**Problem description:**
Reproduce all the entries, matching the original word for word.

─── Records

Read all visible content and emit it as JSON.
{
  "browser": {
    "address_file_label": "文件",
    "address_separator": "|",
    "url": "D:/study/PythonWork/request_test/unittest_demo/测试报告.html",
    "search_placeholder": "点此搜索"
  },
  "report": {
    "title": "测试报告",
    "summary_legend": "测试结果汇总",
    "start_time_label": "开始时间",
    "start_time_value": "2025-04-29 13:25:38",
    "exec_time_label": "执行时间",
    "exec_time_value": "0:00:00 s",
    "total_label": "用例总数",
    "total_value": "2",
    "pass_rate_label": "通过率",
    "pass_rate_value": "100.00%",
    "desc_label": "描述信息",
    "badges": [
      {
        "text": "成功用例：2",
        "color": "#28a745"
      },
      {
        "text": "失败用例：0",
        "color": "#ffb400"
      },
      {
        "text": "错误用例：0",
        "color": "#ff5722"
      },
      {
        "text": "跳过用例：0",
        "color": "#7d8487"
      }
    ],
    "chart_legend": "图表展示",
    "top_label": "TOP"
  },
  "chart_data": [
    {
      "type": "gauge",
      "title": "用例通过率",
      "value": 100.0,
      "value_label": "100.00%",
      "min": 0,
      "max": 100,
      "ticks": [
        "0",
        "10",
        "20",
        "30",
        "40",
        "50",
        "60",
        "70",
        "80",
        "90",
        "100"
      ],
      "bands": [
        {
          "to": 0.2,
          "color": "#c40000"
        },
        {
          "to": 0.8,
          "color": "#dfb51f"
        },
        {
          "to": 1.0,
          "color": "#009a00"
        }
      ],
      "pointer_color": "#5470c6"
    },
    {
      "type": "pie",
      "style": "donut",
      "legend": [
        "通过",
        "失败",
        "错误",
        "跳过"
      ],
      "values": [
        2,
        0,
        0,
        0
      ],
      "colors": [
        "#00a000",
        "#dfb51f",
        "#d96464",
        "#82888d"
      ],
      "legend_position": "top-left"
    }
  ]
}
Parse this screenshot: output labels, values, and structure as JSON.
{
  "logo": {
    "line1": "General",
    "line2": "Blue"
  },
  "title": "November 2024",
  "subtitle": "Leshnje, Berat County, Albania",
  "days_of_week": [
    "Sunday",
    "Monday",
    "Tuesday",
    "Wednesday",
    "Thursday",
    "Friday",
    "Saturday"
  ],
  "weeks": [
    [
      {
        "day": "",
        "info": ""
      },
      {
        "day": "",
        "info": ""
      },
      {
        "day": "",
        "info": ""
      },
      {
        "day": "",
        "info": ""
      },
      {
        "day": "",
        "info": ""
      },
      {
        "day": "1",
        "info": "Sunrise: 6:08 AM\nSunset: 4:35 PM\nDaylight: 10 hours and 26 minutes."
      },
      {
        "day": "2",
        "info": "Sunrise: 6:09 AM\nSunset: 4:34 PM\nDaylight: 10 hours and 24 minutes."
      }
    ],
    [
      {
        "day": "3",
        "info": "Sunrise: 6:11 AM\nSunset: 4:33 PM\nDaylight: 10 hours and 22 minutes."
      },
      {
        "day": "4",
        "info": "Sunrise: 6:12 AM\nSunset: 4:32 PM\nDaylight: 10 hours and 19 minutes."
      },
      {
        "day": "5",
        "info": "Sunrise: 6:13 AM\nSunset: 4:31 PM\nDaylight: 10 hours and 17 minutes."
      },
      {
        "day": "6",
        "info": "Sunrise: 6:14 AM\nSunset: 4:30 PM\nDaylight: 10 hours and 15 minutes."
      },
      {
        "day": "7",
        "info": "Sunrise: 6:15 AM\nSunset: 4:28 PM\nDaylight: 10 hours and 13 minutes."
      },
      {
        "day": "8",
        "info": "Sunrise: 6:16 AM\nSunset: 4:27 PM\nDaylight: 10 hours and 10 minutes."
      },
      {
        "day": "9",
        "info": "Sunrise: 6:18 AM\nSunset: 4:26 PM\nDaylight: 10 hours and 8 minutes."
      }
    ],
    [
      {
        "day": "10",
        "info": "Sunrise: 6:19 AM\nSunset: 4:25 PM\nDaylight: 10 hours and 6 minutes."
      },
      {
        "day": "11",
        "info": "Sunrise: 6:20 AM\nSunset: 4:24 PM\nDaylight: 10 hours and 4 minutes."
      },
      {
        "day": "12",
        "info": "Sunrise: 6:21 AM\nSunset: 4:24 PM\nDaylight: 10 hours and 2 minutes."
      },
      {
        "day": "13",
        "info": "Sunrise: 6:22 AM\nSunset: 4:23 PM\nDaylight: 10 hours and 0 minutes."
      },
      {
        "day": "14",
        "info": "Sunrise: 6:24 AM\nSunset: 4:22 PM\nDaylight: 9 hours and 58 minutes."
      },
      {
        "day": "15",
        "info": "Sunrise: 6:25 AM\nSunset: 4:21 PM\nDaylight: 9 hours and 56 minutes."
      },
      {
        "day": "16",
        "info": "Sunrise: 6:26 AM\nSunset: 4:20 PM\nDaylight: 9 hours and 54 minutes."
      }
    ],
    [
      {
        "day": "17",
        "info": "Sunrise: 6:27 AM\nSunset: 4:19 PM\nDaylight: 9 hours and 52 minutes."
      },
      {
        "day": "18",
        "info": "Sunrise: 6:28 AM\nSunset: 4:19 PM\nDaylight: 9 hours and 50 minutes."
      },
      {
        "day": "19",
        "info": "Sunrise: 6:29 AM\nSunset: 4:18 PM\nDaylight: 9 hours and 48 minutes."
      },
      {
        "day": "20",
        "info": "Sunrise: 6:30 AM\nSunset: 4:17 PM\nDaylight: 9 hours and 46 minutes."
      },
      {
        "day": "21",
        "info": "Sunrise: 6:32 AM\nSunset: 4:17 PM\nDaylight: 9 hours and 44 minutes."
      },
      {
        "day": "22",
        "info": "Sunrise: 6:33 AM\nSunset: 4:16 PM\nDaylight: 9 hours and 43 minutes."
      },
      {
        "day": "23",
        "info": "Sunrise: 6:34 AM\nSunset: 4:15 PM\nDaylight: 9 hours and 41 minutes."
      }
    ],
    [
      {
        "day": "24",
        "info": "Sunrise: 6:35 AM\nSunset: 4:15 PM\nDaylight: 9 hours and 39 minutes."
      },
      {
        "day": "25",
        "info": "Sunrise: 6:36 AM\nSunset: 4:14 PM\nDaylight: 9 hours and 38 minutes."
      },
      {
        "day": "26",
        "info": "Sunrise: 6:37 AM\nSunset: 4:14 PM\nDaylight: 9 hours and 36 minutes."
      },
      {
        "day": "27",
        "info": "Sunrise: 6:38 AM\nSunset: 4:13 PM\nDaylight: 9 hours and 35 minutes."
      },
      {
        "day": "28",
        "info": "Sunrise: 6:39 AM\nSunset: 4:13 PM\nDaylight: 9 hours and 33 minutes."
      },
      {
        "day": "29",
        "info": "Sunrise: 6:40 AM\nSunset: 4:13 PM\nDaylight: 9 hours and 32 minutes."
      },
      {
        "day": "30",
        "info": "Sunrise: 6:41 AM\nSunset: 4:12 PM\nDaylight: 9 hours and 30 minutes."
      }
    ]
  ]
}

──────

**Response area:**
Read all visible content and emit it as JSON.
{
  "browser": {
    "address_file_label": "文件",
    "address_separator": "|",
    "url": "D:/study/PythonWork/request_test/unittest_demo/测试报告.html",
    "search_placeholder": "点此搜索"
  },
  "report": {
    "title": "测试报告",
    "summary_legend": "测试结果汇总",
    "start_time_label": "开始时间",
    "start_time_value": "2025-04-29 13:25:38",
    "exec_time_label": "执行时间",
    "exec_time_value": "0:00:00 s",
    "total_label": "用例总数",
    "total_value": "2",
    "pass_rate_label": "通过率",
    "pass_rate_value": "100.00%",
    "desc_label": "描述信息",
    "badges": [
      {
        "text": "成功用例：2",
        "color": "#28a745"
      },
      {
        "text": "失败用例：0",
        "color": "#ffb400"
      },
      {
        "text": "错误用例：0",
        "color": "#ff5722"
      },
      {
        "text": "跳过用例：0",
        "color": "#7d8487"
      }
    ],
    "chart_legend": "图表展示",
    "top_label": "TOP"
  },
  "chart_data": [
    {
      "type": "gauge",
      "title": "用例通过率",
      "value": 100.0,
      "value_label": "100.00%",
      "min": 0,
      "max": 100,
      "ticks": [
        "0",
        "10",
        "20",
        "30",
        "40",
        "50",
        "60",
        "70",
        "80",
        "90",
        "100"
      ],
      "bands": [
        {
          "to": 0.2,
          "color": "#c40000"
        },
        {
          "to": 0.8,
          "color": "#dfb51f"
        },
        {
          "to": 1.0,
          "color": "#009a00"
        }
      ],
      "pointer_color": "#5470c6"
    },
    {
      "type": "pie",
      "style": "donut",
      "legend": [
        "通过",
        "失败",
        "错误",
        "跳过"
      ],
      "values": [
        2,
        0,
        0,
        0
      ],
      "colors": [
        "#00a000",
        "#dfb51f",
        "#d96464",
        "#82888d"
      ],
      "legend_position": "top-left"
    }
  ]
}
Parse this screenshot: output labels, values, and structure as JSON.
{
  "logo": {
    "line1": "General",
    "line2": "Blue"
  },
  "title": "November 2024",
  "subtitle": "Leshnje, Berat County, Albania",
  "days_of_week": [
    "Sunday",
    "Monday",
    "Tuesday",
    "Wednesday",
    "Thursday",
    "Friday",
    "Saturday"
  ],
  "weeks": [
    [
      {
        "day": "",
        "info": ""
      },
      {
        "day": "",
        "info": ""
      },
      {
        "day": "",
        "info": ""
      },
      {
        "day": "",
        "info": ""
      },
      {
        "day": "",
        "info": ""
      },
      {
        "day": "1",
        "info": "Sunrise: 6:08 AM\nSunset: 4:35 PM\nDaylight: 10 hours and 26 minutes."
      },
      {
        "day": "2",
        "info": "Sunrise: 6:09 AM\nSunset: 4:34 PM\nDaylight: 10 hours and 24 minutes."
      }
    ],
    [
      {
        "day": "3",
        "info": "Sunrise: 6:11 AM\nSunset: 4:33 PM\nDaylight: 10 hours and 22 minutes."
      },
      {
        "day": "4",
        "info": "Sunrise: 6:12 AM\nSunset: 4:32 PM\nDaylight: 10 hours and 19 minutes."
      },
      {
        "day": "5",
        "info": "Sunrise: 6:13 AM\nSunset: 4:31 PM\nDaylight: 10 hours and 17 minutes."
      },
      {
        "day": "6",
        "info": "Sunrise: 6:14 AM\nSunset: 4:30 PM\nDaylight: 10 hours and 15 minutes."
      },
      {
        "day": "7",
        "info": "Sunrise: 6:15 AM\nSunset: 4:28 PM\nDaylight: 10 hours and 13 minutes."
      },
      {
        "day": "8",
        "info": "Sunrise: 6:16 AM\nSunset: 4:27 PM\nDaylight: 10 hours and 10 minutes."
      },
      {
        "day": "9",
        "info": "Sunrise: 6:18 AM\nSunset: 4:26 PM\nDaylight: 10 hours and 8 minutes."
      }
    ],
    [
      {
        "day": "10",
        "info": "Sunrise: 6:19 AM\nSunset: 4:25 PM\nDaylight: 10 hours and 6 minutes."
      },
      {
        "day": "11",
        "info": "Sunrise: 6:20 AM\nSunset: 4:24 PM\nDaylight: 10 hours and 4 minutes."
      },
      {
        "day": "12",
        "info": "Sunrise: 6:21 AM\nSunset: 4:24 PM\nDaylight: 10 hours and 2 minutes."
      },
      {
        "day": "13",
        "info": "Sunrise: 6:22 AM\nSunset: 4:23 PM\nDaylight: 10 hours and 0 minutes."
      },
      {
        "day": "14",
        "info": "Sunrise: 6:24 AM\nSunset: 4:22 PM\nDaylight: 9 hours and 58 minutes."
      },
      {
        "day": "15",
        "info": "Sunrise: 6:25 AM\nSunset: 4:21 PM\nDaylight: 9 hours and 56 minutes."
      },
      {
        "day": "16",
        "info": "Sunrise: 6:26 AM\nSunset: 4:20 PM\nDaylight: 9 hours and 54 minutes."
      }
    ],
    [
      {
        "day": "17",
        "info": "Sunrise: 6:27 AM\nSunset: 4:19 PM\nDaylight: 9 hours and 52 minutes."
      },
      {
        "day": "18",
        "info": "Sunrise: 6:28 AM\nSunset: 4:19 PM\nDaylight: 9 hours and 50 minutes."
      },
      {
        "day": "19",
        "info": "Sunrise: 6:29 AM\nSunset: 4:18 PM\nDaylight: 9 hours and 48 minutes."
      },
      {
        "day": "20",
        "info": "Sunrise: 6:30 AM\nSunset: 4:17 PM\nDaylight: 9 hours and 46 minutes."
      },
      {
        "day": "21",
        "info": "Sunrise: 6:32 AM\nSunset: 4:17 PM\nDaylight: 9 hours and 44 minutes."
      },
      {
        "day": "22",
        "info": "Sunrise: 6:33 AM\nSunset: 4:16 PM\nDaylight: 9 hours and 43 minutes."
      },
      {
        "day": "23",
        "info": "Sunrise: 6:34 AM\nSunset: 4:15 PM\nDaylight: 9 hours and 41 minutes."
      }
    ],
    [
      {
        "day": "24",
        "info": "Sunrise: 6:35 AM\nSunset: 4:15 PM\nDaylight: 9 hours and 39 minutes."
      },
      {
        "day": "25",
        "info": "Sunrise: 6:36 AM\nSunset: 4:14 PM\nDaylight: 9 hours and 38 minutes."
      },
      {
        "day": "26",
        "info": "Sunrise: 6:37 AM\nSunset: 4:14 PM\nDaylight: 9 hours and 36 minutes."
      },
      {
        "day": "27",
        "info": "Sunrise: 6:38 AM\nSunset: 4:13 PM\nDaylight: 9 hours and 35 minutes."
      },
      {
        "day": "28",
        "info": "Sunrise: 6:39 AM\nSunset: 4:13 PM\nDaylight: 9 hours and 33 minutes."
      },
      {
        "day": "29",
        "info": "Sunrise: 6:40 AM\nSunset: 4:13 PM\nDaylight: 9 hours and 32 minutes."
      },
      {
        "day": "30",
        "info": "Sunrise: 6:41 AM\nSunset: 4:12 PM\nDaylight: 9 hours and 30 minutes."
      }
    ]
  ]
}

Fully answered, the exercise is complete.